    This Saturday, Issue 103 hits inboxes and I’d like to invite you to join all the others who’ll receive it. You also get a free e-novelette out of the deal: The Dance of Mervo and Father Clown, a creepy clown thriller.

    Please use the box on the right to subscribe. Only takes a second.

    Also note Issue 104 will be a double issue to celebrate the end of Year Two and you won’t want to miss out.

    Year Three will begin in Issue 105.

    Thanks.


  • Having Fun Writing a Newsletter

    I’m having a blast writing The Canister X Transmission. Just yesterday I sent out the seventh issue. It’s weekly and I’m having a ball. I think it’s the idea of publishing something new each and every week that appeals to me. Unlike blog entries, a newsletter is something that is “sent out” as opposed to just posted. Sure, some people get my blog posts via email, but a newsletter is meant to go out, be read, possibly even shared.

    I’d like to invite you now to sign up via the signup box on the right hand side of this site. It’s free. You can also visit the newsletter’s page at Tiny Letter to read back issues and see if it’s for you. I hope so. I try to make them interesting. They’re not terribly long either and only take a few minutes to read. I cover musings on the writing life, some fanboy and pop culture stuff, writing updates, and publishing and marketing tips.

    I also got a master file going in which I write out each newsletter first. The plan? Why, make a book out of them, of course. I’m thinking of doing it annually, so 52 newsletters per collection. Might even craft a bonus newsletter that you can only get in the book.

    Hope you sign up. It’s a fine method of communication and I’m having fun doing them. Likewise, if a particular issue speaks to you in some way, you can reply to it and let me know your thoughts.

    Thanks.

    See you on the list.


  • New Newsletter: The Canister X Transmission

    Some of you may recall the old Canister X Newsletter, which ran a long time ago for five or six issues. It was published monthly and contained a pile of stuff that I didn’t include on my blog.

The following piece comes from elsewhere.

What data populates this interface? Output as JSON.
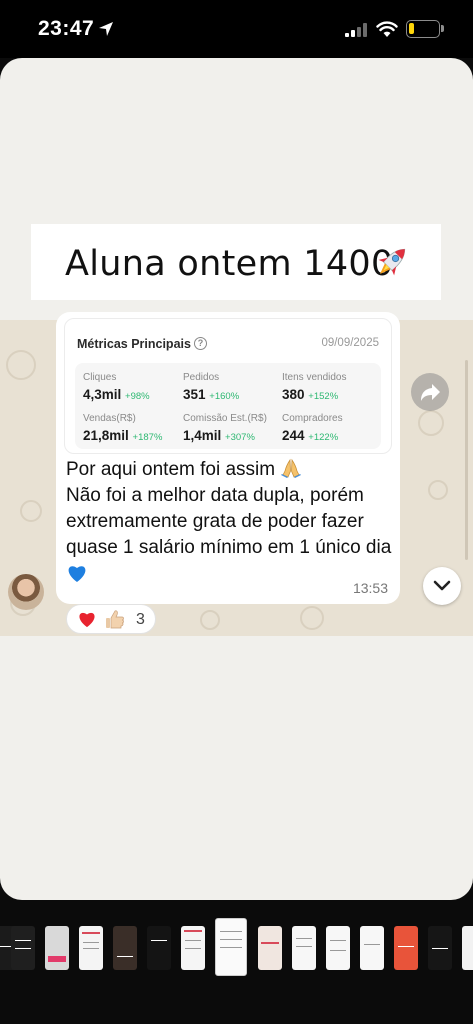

I’ve always liked the idea of a newsletter and have been toying with the idea of starting a new one for quite sometime now.

    Well, that time has come.

    The plan is to send it out every Saturday. It’s called The Canister X Transmission, and will be a place to transmit my thoughts on what’s going on, musings on the creative life, fanboy randomness, with a publishing or marketing tip at the end. It’s good for writers and artists, but you don’t need to be one to sign up. If you enjoy peeks behind the curtain or just want to get stuff from me more regularly, this newsletter is for you. Yes, there’ll be the occasional promo thing–that’s just how these things are–but I’m not going to spam you with sales pitches. I just want a fun way to stay in touch with my readers and those interested in hearing more about making stuff up for a living.

    You can find the signup page here.

    First issue goes out this Saturday.

    Thanks.